Saturday, October 10, 2015 09:42 AM
Partly Cloudy 7°C
The lengthy and rather tepid economic recovery since the so-called end of the Great Recession in 2009 is proving to be problematic for the world's central banks, most notably, the Federal Reserve which has the unenviable position of being the world's lead central bank. As we
As most of us are aware, wages for most American workers have barely kept pace with inflation. In fact, as shown on this graph
from FRED, real wages have grown by a miserly 12 percent since the first quarter of 2000:
A recent but little covered speech
given in May 2015 by Janet Yellen provides us with her personal viewpoint on when the Federal Reserve should "lift-off" and what economic problems still exist that has held the Federal Reserve back from its "date with interest rate
On September 10th the EIA reported a production decline in the Lower 48—essentially shale production—of 208,000 BOPD. That is a staggeringly enormous number, approximately 10 percent of the estimated global over-supply.
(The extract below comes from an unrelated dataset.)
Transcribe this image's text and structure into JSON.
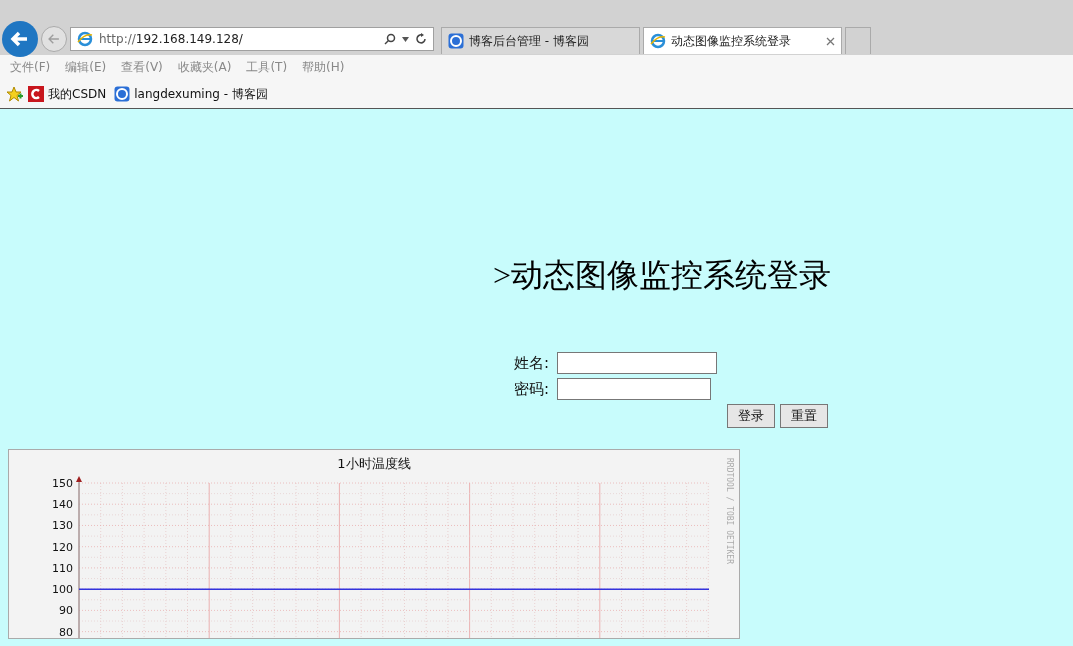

Additionally, it was a week-over-week number which makes it all the
The party is over for tight oil.
Despite brash statements by U.S. producers and misleading analysis by Raymond James, low oil prices are killing tight oil companies.
Reports this week from IEA
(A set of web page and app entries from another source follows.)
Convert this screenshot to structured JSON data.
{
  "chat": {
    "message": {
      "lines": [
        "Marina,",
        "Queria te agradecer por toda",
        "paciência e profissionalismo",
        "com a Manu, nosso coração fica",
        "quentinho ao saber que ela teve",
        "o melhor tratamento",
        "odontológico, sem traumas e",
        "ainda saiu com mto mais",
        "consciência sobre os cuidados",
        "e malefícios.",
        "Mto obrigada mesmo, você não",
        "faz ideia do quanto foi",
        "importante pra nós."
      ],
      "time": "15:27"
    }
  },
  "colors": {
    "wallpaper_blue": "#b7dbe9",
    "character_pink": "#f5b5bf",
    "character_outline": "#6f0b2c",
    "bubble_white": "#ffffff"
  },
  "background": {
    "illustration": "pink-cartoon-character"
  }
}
paint a bleak picture for oil prices as the world production surplus continues.
With all of the handwringing over the Federal Reserve's liftoff, there is one factor that will have a significant impact on the economy of the future, a factor that the world's central banks have been responsible for creating and yet, there is little or nothing that they will be able to do
As traders, investors and pundits, we all like to think that what we do is akin to a science. We believe that by working harder and being smarter we can give ourselves an edge, that enough research will reveal to us the next move, either a long term trend or an intraday blip on a chart, and that we
Do you have faith in your local police department?